Pablo Z. demands that those responsible for these systematic violations of human rights be put on trial and wants the rampant corruption in the highest places — far too often protected by a system rigged to benefit the obscenely rich — be penalized. He and his comrades, meanwhile, live on indecent salaries.
Violence, he argues, will not cease until these demands, including the resignation of the government, be met. He shrugs off the burning of churches, the interruption of university entrance exams, the barricades in the streets, as inevitable when trying to awaken the country to flagrant inequities, shatter its complacency and restore dignity.
Protesters repeatedly speak of dignity and have even renamed some places in Santiago “Dignidad.”
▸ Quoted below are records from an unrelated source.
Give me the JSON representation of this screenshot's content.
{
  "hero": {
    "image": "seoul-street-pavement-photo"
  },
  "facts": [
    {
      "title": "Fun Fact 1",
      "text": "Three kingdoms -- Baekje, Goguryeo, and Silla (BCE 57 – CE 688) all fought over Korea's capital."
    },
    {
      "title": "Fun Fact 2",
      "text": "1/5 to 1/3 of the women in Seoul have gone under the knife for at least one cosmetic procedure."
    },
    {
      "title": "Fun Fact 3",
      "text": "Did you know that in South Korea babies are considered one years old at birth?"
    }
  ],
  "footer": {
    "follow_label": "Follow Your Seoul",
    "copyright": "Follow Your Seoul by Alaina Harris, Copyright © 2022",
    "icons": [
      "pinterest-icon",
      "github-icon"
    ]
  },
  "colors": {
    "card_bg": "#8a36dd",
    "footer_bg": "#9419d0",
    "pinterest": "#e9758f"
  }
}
“We accomplished in 30 days what nobody did in 30 years,” Pablo told me. “As soon as we stop protesting, the people at the top will ignore us again. Why should we stop now?”
There are reasons, though, why the protesters might wish to rethink their tactics. Delinquents and narcos have taken advantage of the everlasting clashes to vandalize and loot. Conservative forces are using the resulting chaos, dread and interruption of normal life to emphasize law and order as the most important issue of the day instead of the urgent questioning of the economic and political model.
Sections of the Chilean right, nostalgic for the Pinochet years, have already begun backtracking from the need for a new constitution and are sponsoring harsh repressive measures against the rights of assembly and free speech.
This does not matter to Pablo Z. Suspicious of traditional politicians, he dreams of a total revolution, a cause for which he says he is prepared to die.
Can someone as alienated from the system as Pablo ever be part of a social consensus without which it will be impossible to change the laws of the land? Is there a chance he will ever inhabit a country where he will not be divided between his daytime job as a builder and his nighttime struggles as a destroyer of “oppressive” institutions? Without incessant pressure from below, can structural change ever be achieved? But if the situation gets out of hand, will the armed forces end up intervening to restore “order”?
It remains to be seen if Chile will be able, in the stressful months ahead, to meet the social, economic and political challenges posed by the revolt.
If the mainly peaceful Chilean people do manage such a seemingly intractable task — bridging the abyss between recalcitrant protesters and a fearful elite clinging to power — this deepening of democracy might show other nations a way to deal with similar divisions.
It is something to aim for in these dire times of worldwide conflict and resistance. A popular victory that, I hope, Pablo Z. could eventually recognize as his own and embrace as a way forward.
This article first appeared in the New York Times.